Hospitals and birthing facilities should have standing orders and policies in place to ensure that mothers’ hepatitis B status is known and that appropriate preventive measures are taken. Please see the Developing Admission Orders to Prevent Hepatitis B guidance which was developed by the Immunization Action Coalition.

Community-based website offering resources and information about HIV, STDs, Viral Hepatitis, and Harm Reduction services across New Mexico. This searchable guide will help you find the best and most appropriate services in your area.

Get tested. Knowing your status is important. Information on hepatitis testing is available through the HIV/STD/Hepatitis Resource Guide website. If you do have hepatitis B, talk to your healthcare provider about what you can do to protect your liver.

Get vaccinated. Hepatitis B vaccine has been available since 1982. It is the first vaccine against a major human cancer. The CDC recommends universal vaccination of all newborns and previously un-vaccinated children and adolescents.

In New Mexico, hepatitis B vaccine is available at no cost to children (ages 0-18) through the Vaccines for Children program and to eligible adults through the Hepatitis Prevention program.

Adult immunization is recommended for:

Photograph of adult female being vaccinated.
  • Anyone seeking protection from HBV infection.
  • Household, sex, and needle-sharing contacts of HBsAg-positive persons.
  • Healthcare and public safety workers.
  • Injection drug users.
  • People with more than one sex partner.
  • Men who have sex with men.
  • People infected with HIV or other sexually transmitted diseases.
  • People with end-stage renal disease or chronic liver disease.
  • Travelers to regions with high or intermediate HBsAg prevalence. Visit the Hepatitis B Infectious Diseases Related to Travel page to learn more.
  • People with diabetes.
Photograph of red biohazard sharps disposal container.

Protect yourself and others:

  • Condom use and other safer sex practices can reduce the risk of spreading hepatitis B.
  • If you inject drugs, do not share syringes or works.

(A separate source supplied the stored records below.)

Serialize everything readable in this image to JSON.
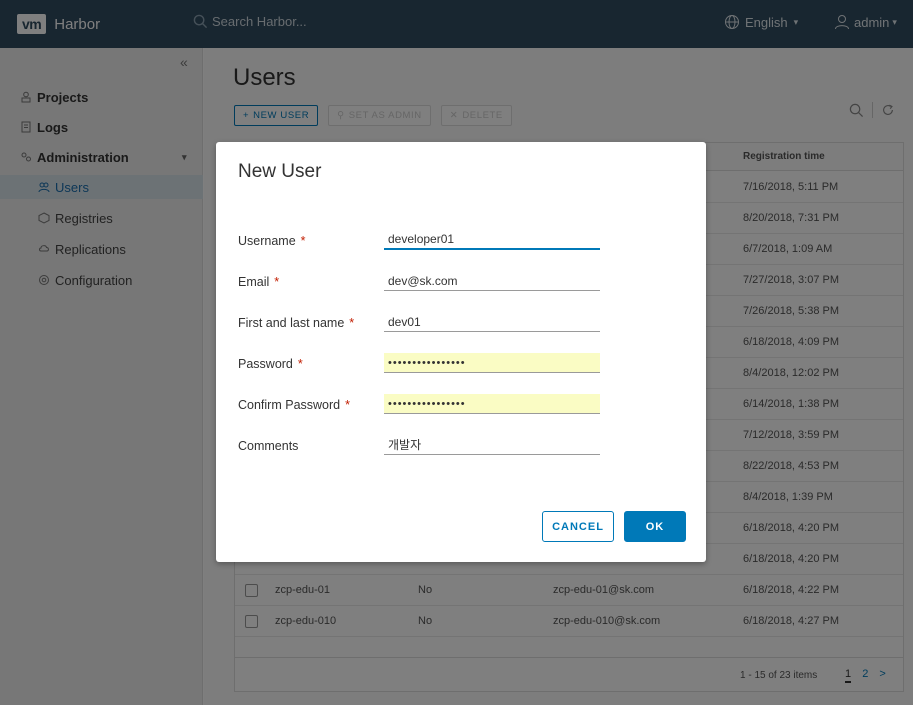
{
  "header": {
    "logo": "vm",
    "app_name": "Harbor",
    "search_placeholder": "Search Harbor...",
    "language": "English",
    "user": "admin"
  },
  "sidebar": {
    "items": [
      {
        "label": "Projects"
      },
      {
        "label": "Logs"
      },
      {
        "label": "Administration"
      }
    ],
    "sub_items": [
      {
        "label": "Users"
      },
      {
        "label": "Registries"
      },
      {
        "label": "Replications"
      },
      {
        "label": "Configuration"
      }
    ]
  },
  "main": {
    "title": "Users",
    "toolbar": {
      "new_user": "NEW USER",
      "set_admin": "SET AS ADMIN",
      "delete": "DELETE"
    },
    "grid": {
      "registration_header": "Registration time",
      "registration_times": [
        "7/16/2018, 5:11 PM",
        "8/20/2018, 7:31 PM",
        "6/7/2018, 1:09 AM",
        "7/27/2018, 3:07 PM",
        "7/26/2018, 5:38 PM",
        "6/18/2018, 4:09 PM",
        "8/4/2018, 12:02 PM",
        "6/14/2018, 1:38 PM",
        "7/12/2018, 3:59 PM",
        "8/22/2018, 4:53 PM",
        "8/4/2018, 1:39 PM",
        "6/18/2018, 4:20 PM",
        "6/18/2018, 4:20 PM"
      ],
      "rows": [
        {
          "username": "zcp-edu-01",
          "admin": "No",
          "email": "zcp-edu-01@sk.com",
          "time": "6/18/2018, 4:22 PM"
        },
        {
          "username": "zcp-edu-010",
          "admin": "No",
          "email": "zcp-edu-010@sk.com",
          "time": "6/18/2018, 4:27 PM"
        }
      ],
      "footer": {
        "count": "1 - 15 of 23 items",
        "page1": "1",
        "page2": "2",
        "next": ">"
      }
    }
  },
  "modal": {
    "title": "New User",
    "fields": {
      "username": {
        "label": "Username",
        "value": "developer01"
      },
      "email": {
        "label": "Email",
        "value": "dev@sk.com"
      },
      "fullname": {
        "label": "First and last name",
        "value": "dev01"
      },
      "password": {
        "label": "Password",
        "value": "••••••••••••••••"
      },
      "confirm": {
        "label": "Confirm Password",
        "value": "••••••••••••••••"
      },
      "comments": {
        "label": "Comments",
        "value": "개발자"
      }
    },
    "required_mark": "*",
    "cancel": "CANCEL",
    "ok": "OK"
  }
}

See the Harm Reduction section of our website for information about syringe exchange services.
  • People with hepatitis B should not donate blood or plasma.

Learn More


Clinicians and Public Health Professionals

Families and Community Members

For more information or to find out if you qualify for free immunization, please call your local Public Health Office or the Hepatitis C & Buprenorphine Helpline at 1-888-DOH-HEPC (1-888-364-4372).